BEGIN

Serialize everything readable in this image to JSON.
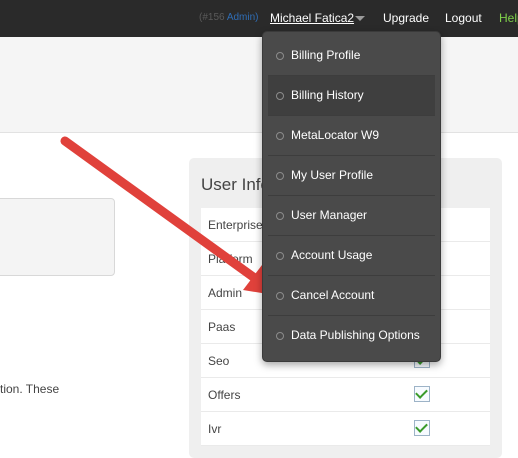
{
  "topbar": {
    "account_id": "(#156",
    "account_role": "Admin)",
    "user_name": "Michael Fatica2",
    "upgrade": "Upgrade",
    "logout": "Logout",
    "help": "Help"
  },
  "content": {
    "body_text": "tion.  These"
  },
  "user_info": {
    "title": "User Info",
    "rows": [
      {
        "label": "Enterprise",
        "checked": false
      },
      {
        "label": "Platform",
        "checked": false
      },
      {
        "label": "Admin",
        "checked": false
      },
      {
        "label": "Paas",
        "checked": false
      },
      {
        "label": "Seo",
        "checked": true
      },
      {
        "label": "Offers",
        "checked": true
      },
      {
        "label": "Ivr",
        "checked": true
      }
    ]
  },
  "menu": {
    "items": [
      {
        "label": "Billing Profile"
      },
      {
        "label": "Billing History",
        "hover": true
      },
      {
        "label": "MetaLocator W9"
      },
      {
        "label": "My User Profile"
      },
      {
        "label": "User Manager"
      },
      {
        "label": "Account Usage"
      },
      {
        "label": "Cancel Account"
      },
      {
        "label": "Data Publishing Options"
      }
    ]
  },
  "colors": {
    "topbar_bg": "#2a2a2a",
    "menu_bg": "#4a4a4a",
    "arrow": "#e0413b",
    "help_link": "#7fd14a",
    "admin_role": "#2f6db5"
  }
}
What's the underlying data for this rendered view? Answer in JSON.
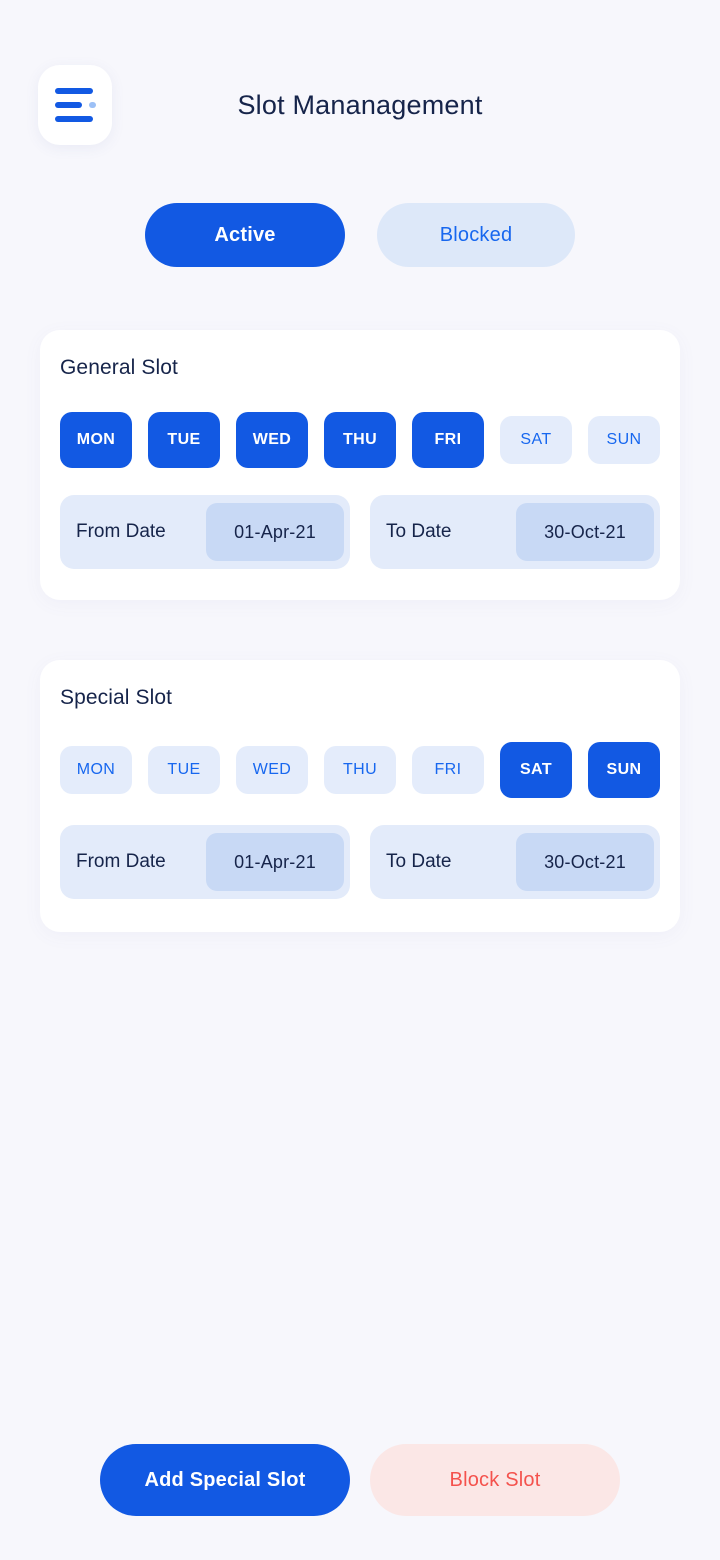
{
  "header": {
    "title": "Slot Mananagement",
    "menu_icon": "hamburger-menu-icon"
  },
  "tabs": [
    {
      "label": "Active",
      "state": "selected"
    },
    {
      "label": "Blocked",
      "state": "unselected"
    }
  ],
  "cards": [
    {
      "title": "General Slot",
      "days": [
        {
          "label": "MON",
          "selected": true
        },
        {
          "label": "TUE",
          "selected": true
        },
        {
          "label": "WED",
          "selected": true
        },
        {
          "label": "THU",
          "selected": true
        },
        {
          "label": "FRI",
          "selected": true
        },
        {
          "label": "SAT",
          "selected": false
        },
        {
          "label": "SUN",
          "selected": false
        }
      ],
      "from": {
        "label": "From Date",
        "value": "01-Apr-21"
      },
      "to": {
        "label": "To Date",
        "value": "30-Oct-21"
      }
    },
    {
      "title": "Special Slot",
      "days": [
        {
          "label": "MON",
          "selected": false
        },
        {
          "label": "TUE",
          "selected": false
        },
        {
          "label": "WED",
          "selected": false
        },
        {
          "label": "THU",
          "selected": false
        },
        {
          "label": "FRI",
          "selected": false
        },
        {
          "label": "SAT",
          "selected": true
        },
        {
          "label": "SUN",
          "selected": true
        }
      ],
      "from": {
        "label": "From Date",
        "value": "01-Apr-21"
      },
      "to": {
        "label": "To Date",
        "value": "30-Oct-21"
      }
    }
  ],
  "actions": [
    {
      "label": "Add Special Slot",
      "kind": "primary"
    },
    {
      "label": "Block Slot",
      "kind": "danger"
    }
  ],
  "colors": {
    "background": "#f7f7fc",
    "card": "#ffffff",
    "accent_blue": "#1259e3",
    "accent_blue_soft": "#e4ecfb",
    "tab_inactive_bg": "#dde8f9",
    "date_field_bg": "#e3ebfa",
    "date_value_bg": "#c8d9f5",
    "text_dark": "#16244a",
    "danger_red": "#f4524d",
    "danger_bg": "#fbe7e6"
  }
}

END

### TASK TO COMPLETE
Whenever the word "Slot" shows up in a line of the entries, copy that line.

### REPLY TO THE EXERCISE
    "title": "Slot Mananagement",
      "title": "General Slot",
      "title": "Special Slot",
      "label": "Add Special Slot",
      "label": "Block Slot",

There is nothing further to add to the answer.